Global foreign direct investment inflows rose by 5% to $1.24 trillion in 2010, boosted by an increase in manufacturing projects in emerging countries - including many with significant apparel sectors - a UN report says.

"The share of manufacturing rose to almost half of all foreign direct investment projects," said James Zhan, chief for investment and enterprise at the UN Conference on Trade and Development (UNCTAD).

The agency projects global FDI inflows to come in at around $1.4-1.6 trillion in 2011, or back to the pre-crisis average.

Zhan, lead author of UNCTAD's 'World Investment Report 2011,' said last year emerging economies absorbed $642bn or 52% of global FDI flows.

Inflows to China jumped 11% to $106bn in 2010, although due to rising wage and production costs the trend of off shoring labour-intensive manufacturing to the country has slowed and investments are now shifting to high-tech industries.

Inflows to Indonesia reached $13.3bn, up from $4.8bn the year before, Vietnam rose to $8.1bn ($7.6bn), Cambodia to $783m ($539m), and Bangladesh climbed to $913m ($700m). But India and Pakistan saw a fall in flows to $24.6bn ($35.6bn) and $2bn ($2.3bn) respectively.

The study also found non-equity modes (NEM) of international production such as contract manufacturing, services outsourcing, franchising, licensing and management contracts, generated at least $2 trillion in sales worldwide in 2010.

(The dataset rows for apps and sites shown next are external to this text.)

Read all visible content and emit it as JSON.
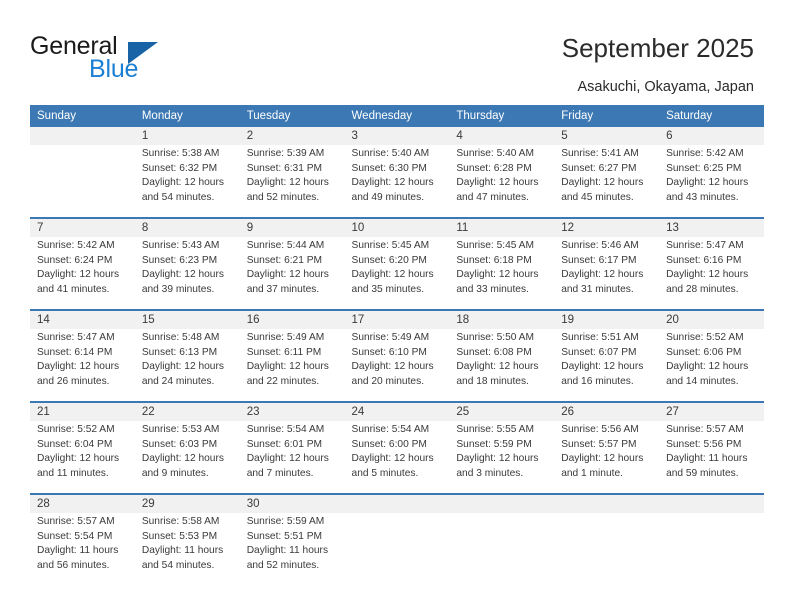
{
  "brand": {
    "name_top": "General",
    "name_bottom": "Blue",
    "triangle_color": "#1763a6",
    "blue_text_color": "#1b7fd4"
  },
  "header": {
    "title": "September 2025",
    "subtitle": "Asakuchi, Okayama, Japan",
    "header_bg": "#3c78b4",
    "daynum_bg": "#f1f1f1"
  },
  "weekdays": [
    "Sunday",
    "Monday",
    "Tuesday",
    "Wednesday",
    "Thursday",
    "Friday",
    "Saturday"
  ],
  "weeks": [
    [
      {
        "day": "",
        "l1": "",
        "l2": "",
        "l3": "",
        "l4": ""
      },
      {
        "day": "1",
        "l1": "Sunrise: 5:38 AM",
        "l2": "Sunset: 6:32 PM",
        "l3": "Daylight: 12 hours",
        "l4": "and 54 minutes."
      },
      {
        "day": "2",
        "l1": "Sunrise: 5:39 AM",
        "l2": "Sunset: 6:31 PM",
        "l3": "Daylight: 12 hours",
        "l4": "and 52 minutes."
      },
      {
        "day": "3",
        "l1": "Sunrise: 5:40 AM",
        "l2": "Sunset: 6:30 PM",
        "l3": "Daylight: 12 hours",
        "l4": "and 49 minutes."
      },
      {
        "day": "4",
        "l1": "Sunrise: 5:40 AM",
        "l2": "Sunset: 6:28 PM",
        "l3": "Daylight: 12 hours",
        "l4": "and 47 minutes."
      },
      {
        "day": "5",
        "l1": "Sunrise: 5:41 AM",
        "l2": "Sunset: 6:27 PM",
        "l3": "Daylight: 12 hours",
        "l4": "and 45 minutes."
      },
      {
        "day": "6",
        "l1": "Sunrise: 5:42 AM",
        "l2": "Sunset: 6:25 PM",
        "l3": "Daylight: 12 hours",
        "l4": "and 43 minutes."
      }
    ],
    [
      {
        "day": "7",
        "l1": "Sunrise: 5:42 AM",
        "l2": "Sunset: 6:24 PM",
        "l3": "Daylight: 12 hours",
        "l4": "and 41 minutes."
      },
      {
        "day": "8",
        "l1": "Sunrise: 5:43 AM",
        "l2": "Sunset: 6:23 PM",
        "l3": "Daylight: 12 hours",
        "l4": "and 39 minutes."
      },
      {
        "day": "9",
        "l1": "Sunrise: 5:44 AM",
        "l2": "Sunset: 6:21 PM",
        "l3": "Daylight: 12 hours",
        "l4": "and 37 minutes."
      },
      {
        "day": "10",
        "l1": "Sunrise: 5:45 AM",
        "l2": "Sunset: 6:20 PM",
        "l3": "Daylight: 12 hours",
        "l4": "and 35 minutes."
      },
      {
        "day": "11",
        "l1": "Sunrise: 5:45 AM",
        "l2": "Sunset: 6:18 PM",
        "l3": "Daylight: 12 hours",
        "l4": "and 33 minutes."
      },
      {
        "day": "12",
        "l1": "Sunrise: 5:46 AM",
        "l2": "Sunset: 6:17 PM",
        "l3": "Daylight: 12 hours",
        "l4": "and 31 minutes."
      },
      {
        "day": "13",
        "l1": "Sunrise: 5:47 AM",
        "l2": "Sunset: 6:16 PM",
        "l3": "Daylight: 12 hours",
        "l4": "and 28 minutes."
      }
    ],
    [
      {
        "day": "14",
        "l1": "Sunrise: 5:47 AM",
        "l2": "Sunset: 6:14 PM",
        "l3": "Daylight: 12 hours",
        "l4": "and 26 minutes."
      },
      {
        "day": "15",
        "l1": "Sunrise: 5:48 AM",
        "l2": "Sunset: 6:13 PM",
        "l3": "Daylight: 12 hours",
        "l4": "and 24 minutes."
      },
      {
        "day": "16",
        "l1": "Sunrise: 5:49 AM",
        "l2": "Sunset: 6:11 PM",
        "l3": "Daylight: 12 hours",
        "l4": "and 22 minutes."
      },
      {
        "day": "17",
        "l1": "Sunrise: 5:49 AM",
        "l2": "Sunset: 6:10 PM",
        "l3": "Daylight: 12 hours",
        "l4": "and 20 minutes."
      },
      {
        "day": "18",
        "l1": "Sunrise: 5:50 AM",
        "l2": "Sunset: 6:08 PM",
        "l3": "Daylight: 12 hours",
        "l4": "and 18 minutes."
      },
      {
        "day": "19",
        "l1": "Sunrise: 5:51 AM",
        "l2": "Sunset: 6:07 PM",
        "l3": "Daylight: 12 hours",
        "l4": "and 16 minutes."
      },
      {
        "day": "20",
        "l1": "Sunrise: 5:52 AM",
        "l2": "Sunset: 6:06 PM",
        "l3": "Daylight: 12 hours",
        "l4": "and 14 minutes."
      }
    ],
    [
      {
        "day": "21",
        "l1": "Sunrise: 5:52 AM",
        "l2": "Sunset: 6:04 PM",
        "l3": "Daylight: 12 hours",
        "l4": "and 11 minutes."
      },
      {
        "day": "22",
        "l1": "Sunrise: 5:53 AM",
        "l2": "Sunset: 6:03 PM",
        "l3": "Daylight: 12 hours",
        "l4": "and 9 minutes."
      },
      {
        "day": "23",
        "l1": "Sunrise: 5:54 AM",
        "l2": "Sunset: 6:01 PM",
        "l3": "Daylight: 12 hours",
        "l4": "and 7 minutes."
      },
      {
        "day": "24",
        "l1": "Sunrise: 5:54 AM",
        "l2": "Sunset: 6:00 PM",
        "l3": "Daylight: 12 hours",
        "l4": "and 5 minutes."
      },
      {
        "day": "25",
        "l1": "Sunrise: 5:55 AM",
        "l2": "Sunset: 5:59 PM",
        "l3": "Daylight: 12 hours",
        "l4": "and 3 minutes."
      },
      {
        "day": "26",
        "l1": "Sunrise: 5:56 AM",
        "l2": "Sunset: 5:57 PM",
        "l3": "Daylight: 12 hours",
        "l4": "and 1 minute."
      },
      {
        "day": "27",
        "l1": "Sunrise: 5:57 AM",
        "l2": "Sunset: 5:56 PM",
        "l3": "Daylight: 11 hours",
        "l4": "and 59 minutes."
      }
    ],
    [
      {
        "day": "28",
        "l1": "Sunrise: 5:57 AM",
        "l2": "Sunset: 5:54 PM",
        "l3": "Daylight: 11 hours",
        "l4": "and 56 minutes."
      },
      {
        "day": "29",
        "l1": "Sunrise: 5:58 AM",
        "l2": "Sunset: 5:53 PM",
        "l3": "Daylight: 11 hours",
        "l4": "and 54 minutes."
      },
      {
        "day": "30",
        "l1": "Sunrise: 5:59 AM",
        "l2": "Sunset: 5:51 PM",
        "l3": "Daylight: 11 hours",
        "l4": "and 52 minutes."
      },
      {
        "day": "",
        "l1": "",
        "l2": "",
        "l3": "",
        "l4": ""
      },
      {
        "day": "",
        "l1": "",
        "l2": "",
        "l3": "",
        "l4": ""
      },
      {
        "day": "",
        "l1": "",
        "l2": "",
        "l3": "",
        "l4": ""
      },
      {
        "day": "",
        "l1": "",
        "l2": "",
        "l3": "",
        "l4": ""
      }
    ]
  ]
}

In apparel alone, NEM-related manufacturing employed 14.2m people worldwide and accounted for between $180bn to $190bn of apparel exports in 2010 - nearly a two-thirds share of total world apparel exports valued at $290.6bn.